PROBLEM DESCRIPTION.
The data should be printed in full, character for character.
*** Opening GIVEN RECORDS ***
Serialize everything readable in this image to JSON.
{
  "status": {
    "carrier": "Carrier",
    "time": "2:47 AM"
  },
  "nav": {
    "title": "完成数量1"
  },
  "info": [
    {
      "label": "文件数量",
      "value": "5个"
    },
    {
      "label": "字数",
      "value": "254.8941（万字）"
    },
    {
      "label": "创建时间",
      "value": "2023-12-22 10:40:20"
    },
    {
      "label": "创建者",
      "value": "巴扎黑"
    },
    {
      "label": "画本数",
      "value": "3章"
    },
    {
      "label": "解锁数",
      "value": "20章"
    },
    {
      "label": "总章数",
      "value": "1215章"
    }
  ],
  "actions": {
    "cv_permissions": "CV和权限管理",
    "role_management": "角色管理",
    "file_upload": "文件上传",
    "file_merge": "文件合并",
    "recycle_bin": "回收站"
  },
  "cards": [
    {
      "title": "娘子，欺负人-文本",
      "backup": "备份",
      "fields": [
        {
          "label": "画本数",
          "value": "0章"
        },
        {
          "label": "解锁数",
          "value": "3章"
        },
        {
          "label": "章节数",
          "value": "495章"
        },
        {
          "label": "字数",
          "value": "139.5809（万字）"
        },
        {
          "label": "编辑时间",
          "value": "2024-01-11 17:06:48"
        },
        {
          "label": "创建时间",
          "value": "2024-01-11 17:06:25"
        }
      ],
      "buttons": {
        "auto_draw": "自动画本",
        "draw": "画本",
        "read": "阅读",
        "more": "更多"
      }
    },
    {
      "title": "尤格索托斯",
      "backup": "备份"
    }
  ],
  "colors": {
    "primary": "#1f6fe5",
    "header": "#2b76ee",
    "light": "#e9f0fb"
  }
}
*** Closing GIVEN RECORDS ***
EXERCISE ANSWER.
Serialize everything readable in this image to JSON.
{
  "status": {
    "carrier": "Carrier",
    "time": "2:47 AM"
  },
  "nav": {
    "title": "完成数量1"
  },
  "info": [
    {
      "label": "文件数量",
      "value": "5个"
    },
    {
      "label": "字数",
      "value": "254.8941（万字）"
    },
    {
      "label": "创建时间",
      "value": "2023-12-22 10:40:20"
    },
    {
      "label": "创建者",
      "value": "巴扎黑"
    },
    {
      "label": "画本数",
      "value": "3章"
    },
    {
      "label": "解锁数",
      "value": "20章"
    },
    {
      "label": "总章数",
      "value": "1215章"
    }
  ],
  "actions": {
    "cv_permissions": "CV和权限管理",
    "role_management": "角色管理",
    "file_upload": "文件上传",
    "file_merge": "文件合并",
    "recycle_bin": "回收站"
  },
  "cards": [
    {
      "title": "娘子，欺负人-文本",
      "backup": "备份",
      "fields": [
        {
          "label": "画本数",
          "value": "0章"
        },
        {
          "label": "解锁数",
          "value": "3章"
        },
        {
          "label": "章节数",
          "value": "495章"
        },
        {
          "label": "字数",
          "value": "139.5809（万字）"
        },
        {
          "label": "编辑时间",
          "value": "2024-01-11 17:06:48"
        },
        {
          "label": "创建时间",
          "value": "2024-01-11 17:06:25"
        }
      ],
      "buttons": {
        "auto_draw": "自动画本",
        "draw": "画本",
        "read": "阅读",
        "more": "更多"
      }
    },
    {
      "title": "尤格索托斯",
      "backup": "备份"
    }
  ],
  "colors": {
    "primary": "#1f6fe5",
    "header": "#2b76ee",
    "light": "#e9f0fb"
  }
}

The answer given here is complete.